Why the Ainu hold the crane in such high regard
The crane is thought much of by the people. He goes by the name of sarorun
chikap, that is to say, "the bird among the tall grasses" ... The inner
lining of the crane's nest is said to consist of wool, and the name given it is
setsambe, i.e., "the pulse or the heart of the nest." Should an Ainu
find one of these, he considers himself a rich man at once, for such a treasure
will, it is supposed, speedily bring prosperity and riches. The nest lining is
taken, wrapped up in inao shavings [inao are ceremonial totems made of
whittled willow sticks], and carefully put away in a box at the northeast or
sacred corner of the hut.
I am told that this treasure is sometimes taken down, placed by the fireside,
and devoutly worshipped by those who possess it. Inao also are then made and
presented to it, and sake drunk on its behalf. When they can get it, the women
stow it away in their little storehouses as charms. They believe that the

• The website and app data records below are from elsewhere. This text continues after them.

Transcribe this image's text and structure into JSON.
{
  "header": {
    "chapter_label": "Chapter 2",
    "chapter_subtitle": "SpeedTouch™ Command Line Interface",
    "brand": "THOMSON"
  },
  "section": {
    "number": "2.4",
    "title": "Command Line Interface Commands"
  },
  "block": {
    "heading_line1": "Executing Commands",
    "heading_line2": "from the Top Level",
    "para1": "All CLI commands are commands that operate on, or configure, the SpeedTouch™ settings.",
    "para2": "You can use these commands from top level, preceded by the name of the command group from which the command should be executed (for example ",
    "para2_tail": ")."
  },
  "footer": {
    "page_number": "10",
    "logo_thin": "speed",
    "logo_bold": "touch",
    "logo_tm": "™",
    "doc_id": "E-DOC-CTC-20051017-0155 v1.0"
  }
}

possession of one will procure an abundance of garden produce and give them
special skill in their embroidery.